- Once you sign contracts, your manuscript is whisked off you and within a year or so, you have a beautiful, professional, shiny book sitting in major bookstores across the country (with marketing and distribution to boot!)
What's the downside? Whilst there is no financial investment on your end, the return is also miniscule. It depends on which publisher you go with, but typically the royalty rate is around 10%.
You also lose creative control and the ability to choose your own illustrator (if that’s important to you). This is because the publisher takes on all the financial risk and therefore, earns the right to make these decisions.
Even still, this is a really great option if you are looking to get your book published at a high quality and distributed far and wide with greater exposure. There are, however, other options should this not be the right path for you.
Although this is a wonderful option for so many writers, self-publishing is the avenue of publishing that I’m least comfortable with because I found the process completely overwhelming.
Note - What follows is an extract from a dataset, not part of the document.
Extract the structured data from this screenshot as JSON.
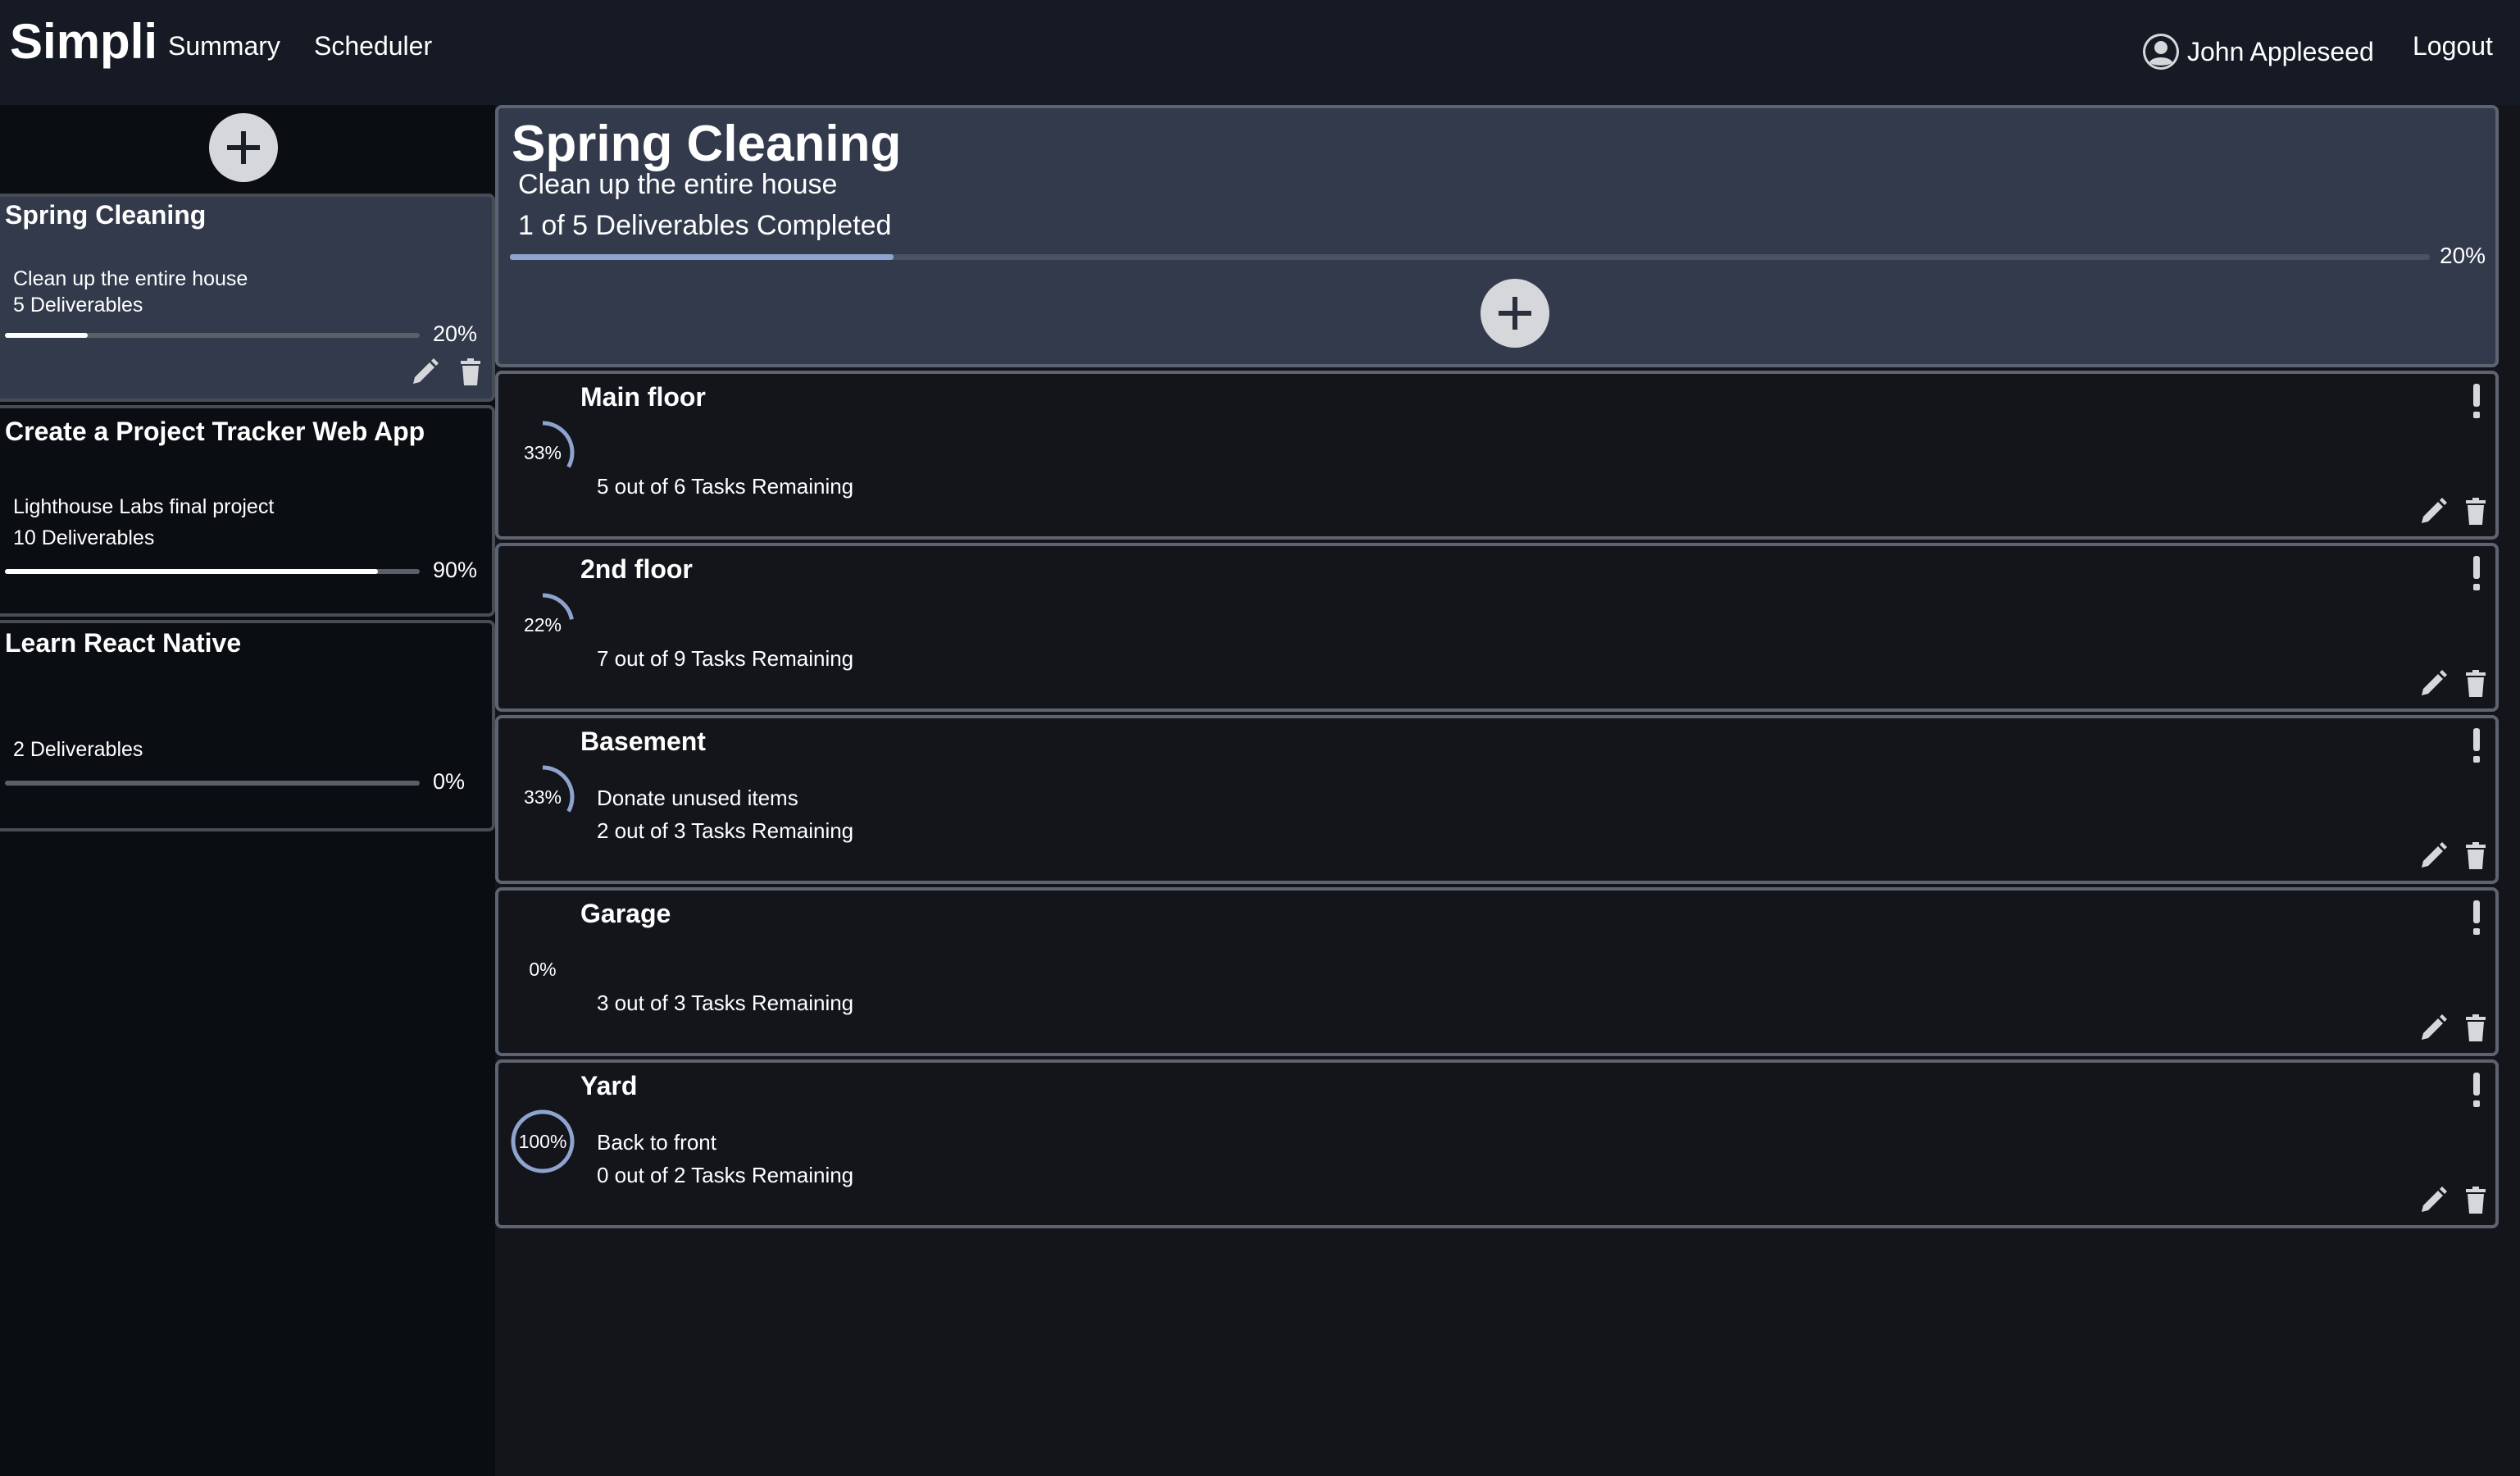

For someone a little savvier than myself, there are great options such as Ingram Spark or Amazon, for example, that allow you to create high quality products without an exorbitant price tag. You can get your product out into the market much faster than with traditional publishing and because you predominantly sell online, your book most likely will have a longer shelf-life than many books that spend a few months on the shelves of a bookstore before getting bumped for newer published works.
However, for me, I found that I needed someone with experience to oversee and manage the process. Self-publishing lacks the benefit of an editorial team to edit your manuscript, check over typos and errors, and an art director to help with design, layout and cover art, etc. Marketing and distribution also falls entirely with the author which for me, was not ideal. However, many authors have found this to be the best way to get their foot in the door or even utilise this platform for all of their works, and have done so very successfully.
For people who want to maintain most of the creative control including choosing their own illustrator and overseeing all creative decisions, but also need both the expertise and resources of a professional publishing company, this can be a really good option for you. The catch is that it is probably the priciest option.
Why? Because you are paying a team of experts with years of publishing experience to edit, design, coordinate and produce your product at a high quality and then assist you in distribution and marketing, whilst you still earn the majority (if not all) revenue from sales. (This is different to vanity publishers who pretend to be traditional publishers and THEN ask for an investment.)
With partnership publishing, depending on who you go with, you can also have your book distributed into physical book stores as well as into major bookstores online. Again, it’s important to do your research on different companies, but I went with Little Steps Publishing for my first books and for me, I found this to be a really great option. You do still need to submit your manuscript and may or may not be picked up, but you usually hear back relatively quickly.
So, publishing is not a one size fits all. It’s about doing your research, understanding what your goal is and why you want to publish your book, and not worrying about how you thought you were meant to get there. In fact, I turned down a traditional publishing contract for my first book, If You Were Here in favour of partnership publishing because for me, I knew that the need for creative control AND a high quality product was far more important to me than anything else. So, understanding your ‘why?’ will help you to make the best decision for you.
In the meantime, start to build a platform – get onto social media, connect with other authors, ask questions, build genuine relationships with the audience you want to create. Create a website if you can and start to build your brand so that when you have your product, there is an audience there waiting to read it!
In fact, if you are looking for your first audience member, DM me on Instagram @elisabethsophia_author and I would happily answer any questions that I can and cheer you on along the way!
And lastly, have fun! I can’t wait to see your beautiful books come to life.